One of the most common types of outdated wiring is knob-and-tube wiring, which was commonly used in homes built before the 1950s. This wiring consists of two separate wires running through a porcelain tube, and the wires are held in place by ceramic knobs. Knob-and-tube wiring is not grounded and may not be able to handle the electrical load required by modern appliances and electronics.
Another type of outdated wiring is aluminum wiring, which was used in homes built in the 1960s and 1970s. Aluminum wiring can be a fire hazard due to its tendency to expand and contract with changes in temperature. This can cause the connections to become loose, leading to overheating and potential fires.
If your home has outdated wiring, there are a few signs to look out for that may indicate a problem. These include:
- Frequently tripping circuit breakers or blown fuses
- Buzzing sounds coming from outlets or switches
- Flickering lights
- Burning smells or scorched outlets
- Hot outlets or switches
- Outlets or switches that don’t work
If you notice any of these signs, it’s important to have a licensed electrician inspect your wiring to determine if it needs to be updated. In some cases, updating your wiring may be as simple as replacing a few components or adding new circuits. In other cases, a complete rewiring may be necessary.
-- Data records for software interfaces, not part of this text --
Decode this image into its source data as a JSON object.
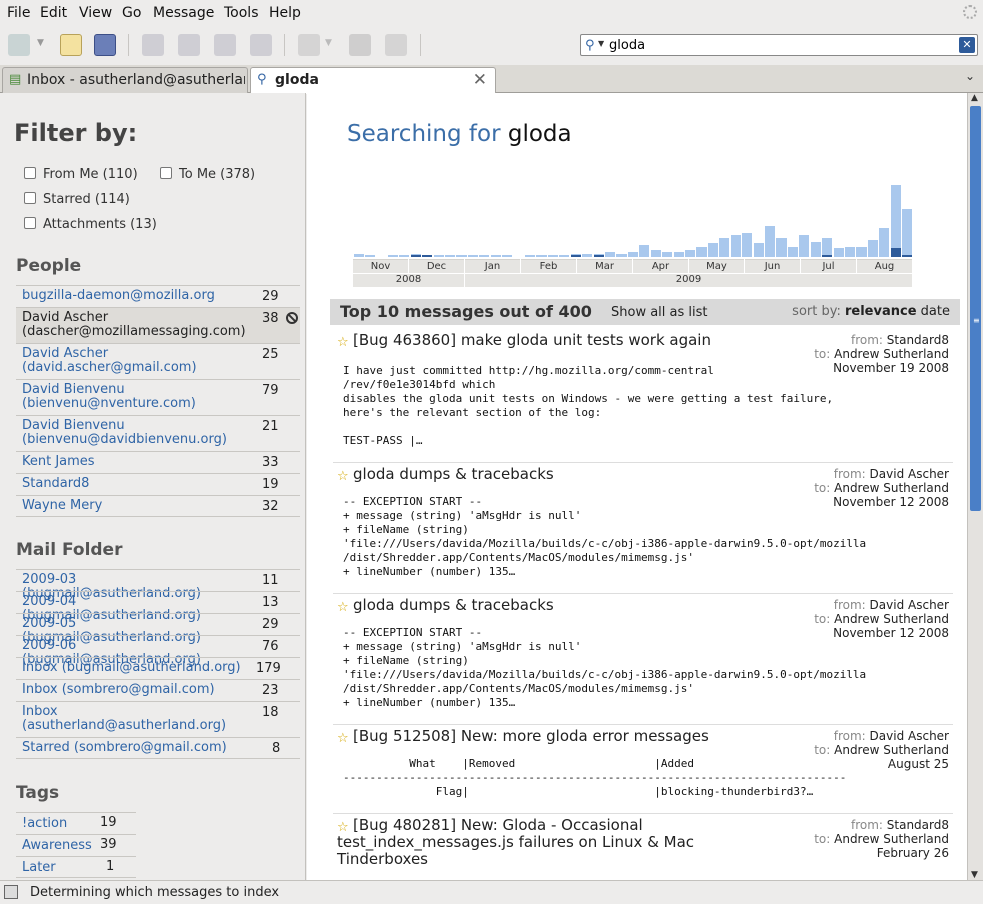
{
  "menubar": {
    "items": [
      "File",
      "Edit",
      "View",
      "Go",
      "Message",
      "Tools",
      "Help"
    ]
  },
  "toolbar": {
    "buttons": [
      "get-mail-icon",
      "write-icon",
      "address-book-icon",
      "reply-icon",
      "reply-all-icon",
      "forward-icon",
      "archive-icon",
      "tag-icon",
      "delete-icon",
      "junk-icon"
    ]
  },
  "search": {
    "value": "gloda",
    "icon": "search-icon"
  },
  "tabs": [
    {
      "label": "Inbox - asutherland@asutherlan...",
      "icon": "inbox-icon"
    },
    {
      "label": "gloda",
      "icon": "search-icon",
      "close": "✕"
    }
  ],
  "sidebar": {
    "title": "Filter by:",
    "filters": [
      {
        "label": "From Me (110)"
      },
      {
        "label": "To Me (378)"
      },
      {
        "label": "Starred (114)"
      },
      {
        "label": "Attachments (13)"
      }
    ],
    "people_title": "People",
    "people": [
      {
        "label": "bugzilla-daemon@mozilla.org",
        "count": "29"
      },
      {
        "label": "David Ascher (dascher@mozillamessaging.com)",
        "count": "38"
      },
      {
        "label": "David Ascher (david.ascher@gmail.com)",
        "count": "25"
      },
      {
        "label": "David Bienvenu (bienvenu@nventure.com)",
        "count": "79"
      },
      {
        "label": "David Bienvenu (bienvenu@davidbienvenu.org)",
        "count": "21"
      },
      {
        "label": "Kent James",
        "count": "33"
      },
      {
        "label": "Standard8",
        "count": "19"
      },
      {
        "label": "Wayne Mery",
        "count": "32"
      }
    ],
    "folder_title": "Mail Folder",
    "folders": [
      {
        "label": "2009-03 (bugmail@asutherland.org)",
        "count": "11"
      },
      {
        "label": "2009-04 (bugmail@asutherland.org)",
        "count": "13"
      },
      {
        "label": "2009-05 (bugmail@asutherland.org)",
        "count": "29"
      },
      {
        "label": "2009-06 (bugmail@asutherland.org)",
        "count": "76"
      },
      {
        "label": "Inbox (bugmail@asutherland.org)",
        "count": "179"
      },
      {
        "label": "Inbox (sombrero@gmail.com)",
        "count": "23"
      },
      {
        "label": "Inbox (asutherland@asutherland.org)",
        "count": "18"
      },
      {
        "label": "Starred (sombrero@gmail.com)",
        "count": "8"
      }
    ],
    "tags_title": "Tags",
    "tags": [
      {
        "label": "!action",
        "count": "19"
      },
      {
        "label": "Awareness",
        "count": "39"
      },
      {
        "label": "Later",
        "count": "1"
      }
    ]
  },
  "main": {
    "heading_prefix": "Searching for",
    "heading_query": "gloda",
    "top_label": "Top 10 messages out of 400",
    "show_all": "Show all as list",
    "sort_label": "sort by:",
    "sort_relevance": "relevance",
    "sort_date": "date",
    "messages": [
      {
        "subject": "[Bug 463860] make gloda unit tests work again",
        "from_label": "from:",
        "from": "Standard8",
        "to_label": "to:",
        "to": "Andrew Sutherland",
        "date": "November 19 2008",
        "body": "I have just committed http://hg.mozilla.org/comm-central\n/rev/f0e1e3014bfd which\ndisables the gloda unit tests on Windows - we were getting a test failure,\nhere's the relevant section of the log:\n\nTEST-PASS |…"
      },
      {
        "subject": "gloda dumps & tracebacks",
        "from_label": "from:",
        "from": "David Ascher",
        "to_label": "to:",
        "to": "Andrew Sutherland",
        "date": "November 12 2008",
        "body": "-- EXCEPTION START --\n+ message (string) 'aMsgHdr is null'\n+ fileName (string)\n'file:///Users/davida/Mozilla/builds/c-c/obj-i386-apple-darwin9.5.0-opt/mozilla\n/dist/Shredder.app/Contents/MacOS/modules/mimemsg.js'\n+ lineNumber (number) 135…"
      },
      {
        "subject": "gloda dumps & tracebacks",
        "from_label": "from:",
        "from": "David Ascher",
        "to_label": "to:",
        "to": "Andrew Sutherland",
        "date": "November 12 2008",
        "body": "-- EXCEPTION START --\n+ message (string) 'aMsgHdr is null'\n+ fileName (string)\n'file:///Users/davida/Mozilla/builds/c-c/obj-i386-apple-darwin9.5.0-opt/mozilla\n/dist/Shredder.app/Contents/MacOS/modules/mimemsg.js'\n+ lineNumber (number) 135…"
      },
      {
        "subject": "[Bug 512508] New: more gloda error messages",
        "from_label": "from:",
        "from": "David Ascher",
        "to_label": "to:",
        "to": "Andrew Sutherland",
        "date": "August 25",
        "body": "          What    |Removed                     |Added\n----------------------------------------------------------------------------\n              Flag|                            |blocking-thunderbird3?…"
      },
      {
        "subject": "[Bug 480281] New: Gloda - Occasional test_index_messages.js failures on Linux & Mac Tinderboxes",
        "from_label": "from:",
        "from": "Standard8",
        "to_label": "to:",
        "to": "Andrew Sutherland",
        "date": "February 26",
        "body": ""
      }
    ]
  },
  "chart_data": {
    "type": "bar",
    "title": "",
    "month_labels": [
      "Nov",
      "Dec",
      "Jan",
      "Feb",
      "Mar",
      "Apr",
      "May",
      "Jun",
      "Jul",
      "Aug"
    ],
    "year_labels": [
      "2008",
      "2009"
    ],
    "series": [
      {
        "values": [
          2,
          1,
          0,
          1,
          1,
          2,
          1,
          1,
          1,
          1,
          1,
          1,
          1,
          1,
          0,
          1,
          1,
          1,
          1,
          2,
          2,
          2,
          3,
          2,
          3,
          7,
          4,
          3,
          3,
          4,
          6,
          8,
          11,
          13,
          14,
          8,
          18,
          11,
          6,
          13,
          9,
          11,
          5,
          6,
          6,
          10,
          17,
          42,
          28
        ]
      },
      {
        "values": [
          0,
          0,
          0,
          0,
          0,
          1,
          1,
          0,
          0,
          0,
          0,
          0,
          0,
          0,
          0,
          0,
          0,
          0,
          0,
          1,
          0,
          1,
          0,
          0,
          0,
          0,
          0,
          0,
          0,
          0,
          0,
          0,
          0,
          0,
          0,
          0,
          0,
          0,
          0,
          0,
          0,
          1,
          0,
          0,
          0,
          0,
          0,
          5,
          1
        ]
      }
    ],
    "ylim": [
      0,
      42
    ],
    "colors": {
      "all": "#a9c8ed",
      "matching": "#2e5b9a"
    }
  },
  "status": {
    "text": "Determining which messages to index"
  }
}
In conclusion, outdated electrical wiring can be a serious safety hazard and should not be ignored. If you suspect that your wiring may be outdated, it’s important to have it inspected by a licensed electrician to determine the best course of action.